The class of 2012 post-secondary graduates will face the same flat job market as their peers from 2011, with hiring rates virtually frozen, according to the 2011 Campus Recruitment and Benchmark Survey Report.
The report, published by the Canadian Association of Career Educators and Employers (CACEE), also found that graduates of colleges and universities will have trouble connecting with employers who are hiring because campus recruiting activities have been reduced for the third straight year.
However, those who find employment can expect to make more money, since starting salaries will climb by 10 per cent over the previous year, found the survey of 324 employers across Canada.
“Campus recruiting is a barometer for the rest of the economy,” said Paul Smith, executive director of CACEE. “A flat labour market for grads is evidence that the economy is still sluggish in a number of sectors, but growth in starting salaries shows that the employers who are hiring are competing for the best and brightest.”

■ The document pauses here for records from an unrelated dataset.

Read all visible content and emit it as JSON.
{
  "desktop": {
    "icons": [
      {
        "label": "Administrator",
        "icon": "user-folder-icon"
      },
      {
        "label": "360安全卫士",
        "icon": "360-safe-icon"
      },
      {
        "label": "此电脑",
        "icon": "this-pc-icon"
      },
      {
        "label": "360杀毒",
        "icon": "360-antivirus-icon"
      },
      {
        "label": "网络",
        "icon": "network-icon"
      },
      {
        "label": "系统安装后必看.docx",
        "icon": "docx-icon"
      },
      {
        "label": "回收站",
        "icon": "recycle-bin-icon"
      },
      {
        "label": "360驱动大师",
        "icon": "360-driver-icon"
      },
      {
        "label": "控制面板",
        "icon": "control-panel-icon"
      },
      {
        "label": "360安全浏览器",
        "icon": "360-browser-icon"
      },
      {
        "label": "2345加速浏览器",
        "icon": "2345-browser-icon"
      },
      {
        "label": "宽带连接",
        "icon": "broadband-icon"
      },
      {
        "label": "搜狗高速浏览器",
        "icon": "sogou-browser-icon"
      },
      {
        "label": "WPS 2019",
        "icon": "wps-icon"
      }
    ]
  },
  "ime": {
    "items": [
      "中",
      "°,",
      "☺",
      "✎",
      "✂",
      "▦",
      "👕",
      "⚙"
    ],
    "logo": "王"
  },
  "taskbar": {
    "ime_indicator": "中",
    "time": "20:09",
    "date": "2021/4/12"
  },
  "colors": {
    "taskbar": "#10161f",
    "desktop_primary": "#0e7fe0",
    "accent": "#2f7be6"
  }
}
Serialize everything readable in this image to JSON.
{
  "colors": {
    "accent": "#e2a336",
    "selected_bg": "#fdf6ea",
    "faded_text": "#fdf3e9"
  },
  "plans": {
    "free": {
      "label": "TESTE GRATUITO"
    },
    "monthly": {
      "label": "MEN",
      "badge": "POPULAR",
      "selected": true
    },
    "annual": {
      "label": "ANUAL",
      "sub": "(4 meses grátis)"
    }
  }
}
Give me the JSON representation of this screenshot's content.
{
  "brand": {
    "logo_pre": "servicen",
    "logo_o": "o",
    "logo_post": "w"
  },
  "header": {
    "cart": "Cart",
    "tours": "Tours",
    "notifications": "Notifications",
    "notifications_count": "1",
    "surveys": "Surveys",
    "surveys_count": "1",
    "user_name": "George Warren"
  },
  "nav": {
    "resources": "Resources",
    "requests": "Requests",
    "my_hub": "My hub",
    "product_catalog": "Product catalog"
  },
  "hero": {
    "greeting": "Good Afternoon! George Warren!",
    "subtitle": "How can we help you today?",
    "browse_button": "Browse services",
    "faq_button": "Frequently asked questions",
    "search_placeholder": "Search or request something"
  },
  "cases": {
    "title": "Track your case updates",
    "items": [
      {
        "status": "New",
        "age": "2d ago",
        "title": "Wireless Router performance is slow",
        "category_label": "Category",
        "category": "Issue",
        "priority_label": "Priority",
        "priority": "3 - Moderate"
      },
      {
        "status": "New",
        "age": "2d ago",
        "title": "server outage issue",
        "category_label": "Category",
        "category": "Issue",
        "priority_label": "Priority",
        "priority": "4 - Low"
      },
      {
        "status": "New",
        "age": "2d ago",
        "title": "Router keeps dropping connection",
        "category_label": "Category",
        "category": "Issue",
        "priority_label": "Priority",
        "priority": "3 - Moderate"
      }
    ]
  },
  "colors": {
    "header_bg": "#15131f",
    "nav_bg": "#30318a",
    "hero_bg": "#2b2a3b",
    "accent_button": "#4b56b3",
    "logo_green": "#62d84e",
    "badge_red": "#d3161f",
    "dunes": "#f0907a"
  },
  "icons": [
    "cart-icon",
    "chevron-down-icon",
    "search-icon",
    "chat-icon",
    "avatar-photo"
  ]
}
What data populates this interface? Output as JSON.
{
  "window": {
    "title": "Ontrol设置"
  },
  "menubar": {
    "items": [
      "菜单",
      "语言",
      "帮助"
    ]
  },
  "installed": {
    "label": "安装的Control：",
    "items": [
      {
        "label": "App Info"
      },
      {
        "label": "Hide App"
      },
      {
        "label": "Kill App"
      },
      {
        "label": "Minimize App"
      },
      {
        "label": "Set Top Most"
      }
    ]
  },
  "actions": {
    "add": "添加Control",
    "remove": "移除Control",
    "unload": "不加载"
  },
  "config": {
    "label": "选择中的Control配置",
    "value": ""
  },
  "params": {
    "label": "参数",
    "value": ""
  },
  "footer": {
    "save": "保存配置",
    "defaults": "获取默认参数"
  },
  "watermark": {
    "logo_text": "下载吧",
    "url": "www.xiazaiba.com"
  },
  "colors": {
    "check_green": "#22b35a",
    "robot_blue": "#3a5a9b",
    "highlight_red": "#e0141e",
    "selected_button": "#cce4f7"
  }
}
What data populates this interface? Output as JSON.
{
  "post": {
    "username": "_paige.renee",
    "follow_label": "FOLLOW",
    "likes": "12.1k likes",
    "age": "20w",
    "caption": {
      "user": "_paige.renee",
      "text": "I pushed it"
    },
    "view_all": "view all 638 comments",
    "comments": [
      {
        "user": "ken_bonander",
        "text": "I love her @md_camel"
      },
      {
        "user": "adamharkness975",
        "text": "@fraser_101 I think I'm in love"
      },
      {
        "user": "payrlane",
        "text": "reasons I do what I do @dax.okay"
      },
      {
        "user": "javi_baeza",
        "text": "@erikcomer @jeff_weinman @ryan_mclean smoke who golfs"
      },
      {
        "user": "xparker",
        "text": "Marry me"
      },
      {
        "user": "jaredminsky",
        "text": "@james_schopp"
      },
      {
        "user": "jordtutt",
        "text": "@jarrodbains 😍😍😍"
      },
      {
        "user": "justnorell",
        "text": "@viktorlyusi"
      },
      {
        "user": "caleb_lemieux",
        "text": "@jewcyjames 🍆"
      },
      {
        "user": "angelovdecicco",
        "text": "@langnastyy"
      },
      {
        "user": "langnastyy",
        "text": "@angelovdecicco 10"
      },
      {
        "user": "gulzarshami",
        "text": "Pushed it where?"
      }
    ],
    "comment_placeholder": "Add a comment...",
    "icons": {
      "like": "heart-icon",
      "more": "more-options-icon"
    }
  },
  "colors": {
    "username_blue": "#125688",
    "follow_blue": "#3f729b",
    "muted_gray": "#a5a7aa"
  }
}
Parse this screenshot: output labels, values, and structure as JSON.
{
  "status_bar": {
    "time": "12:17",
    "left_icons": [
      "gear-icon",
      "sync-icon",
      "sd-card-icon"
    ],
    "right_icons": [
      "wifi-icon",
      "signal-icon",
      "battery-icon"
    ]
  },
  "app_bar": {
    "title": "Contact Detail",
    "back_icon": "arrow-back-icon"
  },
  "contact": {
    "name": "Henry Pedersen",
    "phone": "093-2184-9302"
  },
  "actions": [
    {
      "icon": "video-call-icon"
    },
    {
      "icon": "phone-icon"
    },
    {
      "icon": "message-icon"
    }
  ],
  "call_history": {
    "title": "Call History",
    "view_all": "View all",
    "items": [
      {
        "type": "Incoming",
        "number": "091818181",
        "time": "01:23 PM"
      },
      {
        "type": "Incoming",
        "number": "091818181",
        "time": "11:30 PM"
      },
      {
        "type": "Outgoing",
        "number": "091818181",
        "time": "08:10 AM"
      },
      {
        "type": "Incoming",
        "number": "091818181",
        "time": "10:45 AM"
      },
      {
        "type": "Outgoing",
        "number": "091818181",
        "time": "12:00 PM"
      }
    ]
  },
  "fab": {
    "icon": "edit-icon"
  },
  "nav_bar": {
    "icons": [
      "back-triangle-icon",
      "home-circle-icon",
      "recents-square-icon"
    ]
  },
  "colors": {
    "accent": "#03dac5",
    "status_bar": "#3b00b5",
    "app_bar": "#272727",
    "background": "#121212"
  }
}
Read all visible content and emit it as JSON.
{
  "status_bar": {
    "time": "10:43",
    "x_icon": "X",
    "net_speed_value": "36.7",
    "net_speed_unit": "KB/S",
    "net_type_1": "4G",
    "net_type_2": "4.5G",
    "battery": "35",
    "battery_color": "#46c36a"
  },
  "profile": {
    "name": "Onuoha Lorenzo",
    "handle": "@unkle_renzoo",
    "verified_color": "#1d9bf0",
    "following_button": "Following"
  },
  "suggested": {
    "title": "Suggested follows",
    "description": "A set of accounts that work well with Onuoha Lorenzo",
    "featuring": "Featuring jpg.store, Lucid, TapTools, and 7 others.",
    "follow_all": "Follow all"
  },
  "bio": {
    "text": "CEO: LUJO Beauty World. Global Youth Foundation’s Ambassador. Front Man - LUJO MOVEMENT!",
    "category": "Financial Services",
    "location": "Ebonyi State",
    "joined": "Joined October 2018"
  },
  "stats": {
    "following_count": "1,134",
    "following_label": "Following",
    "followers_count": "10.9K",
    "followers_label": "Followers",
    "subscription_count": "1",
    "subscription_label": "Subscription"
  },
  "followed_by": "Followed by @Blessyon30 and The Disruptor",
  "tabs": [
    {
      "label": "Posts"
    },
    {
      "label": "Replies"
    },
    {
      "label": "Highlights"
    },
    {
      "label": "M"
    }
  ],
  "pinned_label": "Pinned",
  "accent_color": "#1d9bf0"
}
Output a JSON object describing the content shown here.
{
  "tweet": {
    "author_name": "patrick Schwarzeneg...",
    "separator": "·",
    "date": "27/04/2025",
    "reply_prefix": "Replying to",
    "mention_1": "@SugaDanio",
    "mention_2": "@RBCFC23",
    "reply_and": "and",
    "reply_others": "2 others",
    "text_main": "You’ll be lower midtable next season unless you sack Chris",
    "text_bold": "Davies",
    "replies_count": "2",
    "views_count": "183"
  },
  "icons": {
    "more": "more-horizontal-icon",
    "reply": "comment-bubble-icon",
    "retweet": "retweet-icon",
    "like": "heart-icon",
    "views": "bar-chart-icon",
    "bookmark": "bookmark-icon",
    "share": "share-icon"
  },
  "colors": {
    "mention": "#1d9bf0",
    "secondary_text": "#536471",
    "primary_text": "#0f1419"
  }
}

While many industries are maintaining or reducing their current hiring activities, others are experiencing a different issue — they can’t hire enough talent. Skills shortages are emerging in two sectors, mining and telecommunications, which are critical to the overall health of our national economy, said CACEE.
“We have graduates who can’t find work and employers who can’t find workers, and that must be frustrating for both,” said Smith. “We have a case of mismatched supply and demand, and it looks likely to continue.”
Employers are looking for grads with strong verbal communications, analytical thinking and work ethic, found the survey.
Other highlights of the 2011 report include:
•Nearly 50 per cent of reported positions for new graduate hires in 2010-11 came from Ontario. The Prairies followed, with approximately 25 per cent of all 2010-11 offers.
•The average cost per hire for the 2010-11 recruiting season was $3,923.
•There is a clear trend toward more use of social networking and online job-posting sites as a substitute for on-campus recruiting.